"Cheesy B-quality science fiction movies apparently have their occasional videogame equivalents. Case in point: Zombie Nation, a game in which you play a leering severed head and battle American citizens who have been turned into zombies by a malevolent alien named Darc Seed. "
Cheesy B-quality science fiction movies apparently have their occasional videogame equivalents. Case in point: Zombie Nation, a game in which you play a leering severed head and battle American citizens who have been turned into zombies by a malevolent alien named Darc Seed.

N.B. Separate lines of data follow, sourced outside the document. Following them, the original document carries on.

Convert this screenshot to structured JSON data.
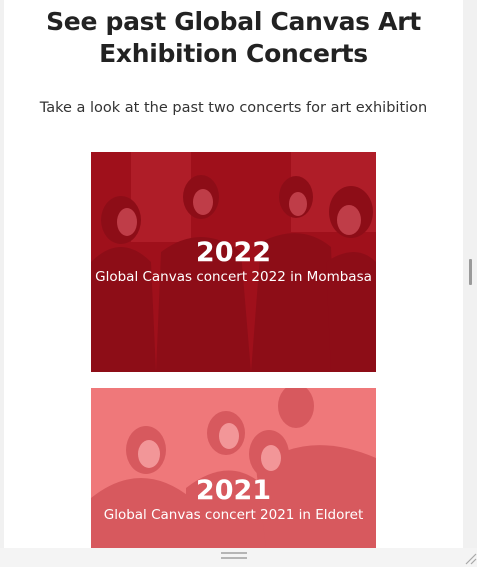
{
  "heading": "See past Global Canvas Art Exhibition Concerts",
  "intro": "Take a look at the past two concerts for art exhibition",
  "concerts": [
    {
      "year": "2022",
      "caption": "Global Canvas concert 2022 in Mombasa",
      "tint": "#b3121e"
    },
    {
      "year": "2021",
      "caption": "Global Canvas concert 2021 in Eldoret",
      "tint": "#f07678"
    }
  ],
  "icons": {
    "scrollbar": "scrollbar-thumb",
    "grip": "resize-grip-icon",
    "corner": "resize-corner-icon"
  }
}
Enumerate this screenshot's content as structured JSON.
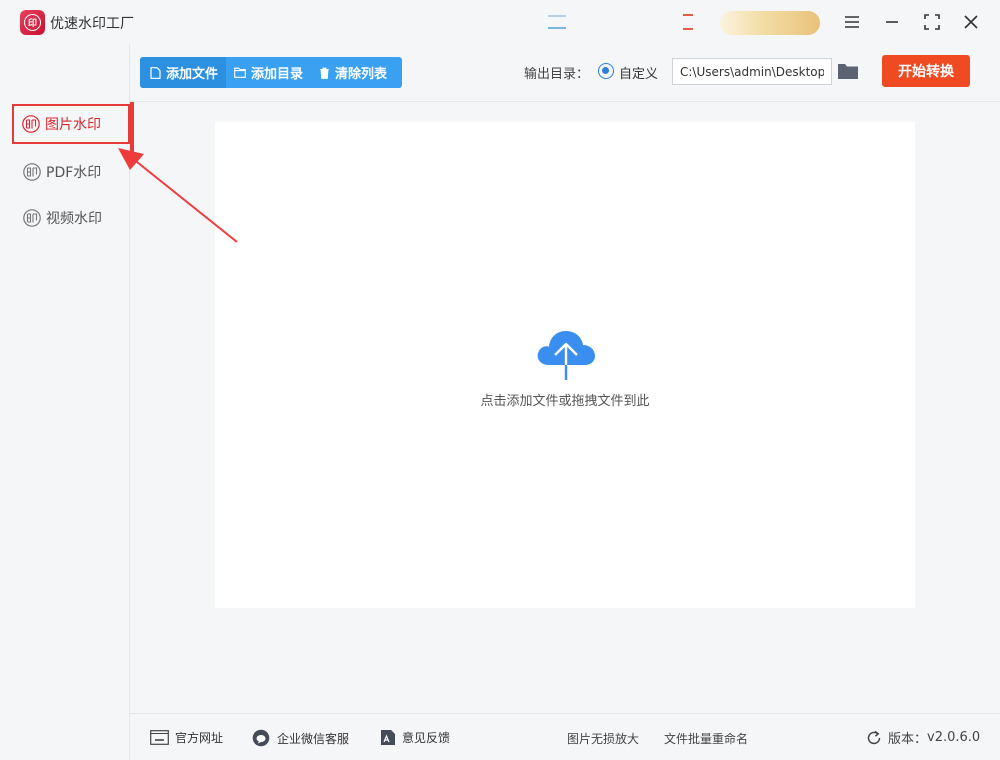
{
  "app": {
    "title": "优速水印工厂",
    "logo_glyph": "印"
  },
  "colors": {
    "accent": "#3aa1f2",
    "active": "#d8282f",
    "start": "#f04a22"
  },
  "sidebar": {
    "items": [
      {
        "label": "图片水印",
        "icon": "watermark-stamp-icon",
        "active": true
      },
      {
        "label": "PDF水印",
        "icon": "watermark-stamp-icon",
        "active": false
      },
      {
        "label": "视频水印",
        "icon": "watermark-stamp-icon",
        "active": false
      }
    ]
  },
  "toolbar": {
    "add_file": "添加文件",
    "add_folder": "添加目录",
    "clear_list": "清除列表",
    "output_label": "输出目录：",
    "radio_custom": "自定义",
    "output_path": "C:\\Users\\admin\\Desktop",
    "start": "开始转换"
  },
  "dropzone": {
    "hint": "点击添加文件或拖拽文件到此"
  },
  "footer": {
    "website": "官方网址",
    "wechat": "企业微信客服",
    "feedback": "意见反馈",
    "image_upscale": "图片无损放大",
    "batch_rename": "文件批量重命名",
    "version_label": "版本：",
    "version": "v2.0.6.0"
  }
}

The head belongs to a long-dead Samurai warrior named Namakubi, who has been stirred back to life after Darc Seed steals his sword, which is apparently the most powerful weapon in the world. Why would Darc Seed need guns, bombs or nukes when he can wield a piece of sharpened metal? Like any B-movie, the plot is precarious at best, but thatís half the fun. I also find it hilarious that Darc Seed contained his evil empire within the nation of America, and for some reason wasnít interested in having a legion of Canadian or Mexican zombies in his army.
Unfortunately this absolutely insane story isnít backed up by decent gameplay, otherwise Zombie Nation could easily have been a cult classic. There are only four stages, and they all play like a cross between Rampage and any of the million side-scrolling shooters out there. The head floats around shooting eyeballs straight ahead and simultaneously spewing something out of its mouth at a downward angle. Like Rampage, you can trash most of the buildings (and get points for it), which is rather puzzling since Namakubi is supposed to be trying to free America, not raze it to the ground.
Ultimately, itís the ridiculous difficulty level that nails Zombie Nation; difficulty resulting not from a well-planned and controlled challenge, but due to thoughtlessness on the part of the developers. There are enemies and projectiles everywhere, from ground vehicles to planes and helicopters in the air, to anti-aircraft guns and missile-launchers, to annoying little people who poke out of building windows with their guns blazing. Certain dangers like lightning or fire will immediately knock off almost all of Namakubiís life meter, and with only one life before Game Over, and a limited number of continues, this seems awfully unfair.
The graphics arenít bad, but I was disappointed all the same by the lack of detail on Namakubi himself. He has a wonderful creepy expression, but any attempt at over-the-top grossness is defeated by the fact that he is colorless and shaded only with red. The music was very good, but in a game with so many other flaws isnít enough of a reason to play the game in on itself.
As much as I wanted to like Zombie Nation because I admire weird and off-beat ideas like this in videogames, the gameplay is just too unforgivable. If a floating severed head had been replaced with a generic white ship firing lasers, few people would have given the game a second thought. The head is cool, but moreÖmuch moreÖcould have been done with it.
Community review by alecto (February 18, 2003)
A bio for this contributor is currently unavailable, but check back soon to see if that changes. If you are the author of this review, you can update your bio from the Settings page.
If you enjoyed this Zombie Nation review, you're encouraged to discuss it with the author and with other members of the site's community. If you don't already have an HonestGamers account, you can sign up for one in a snap. Thank you for reading!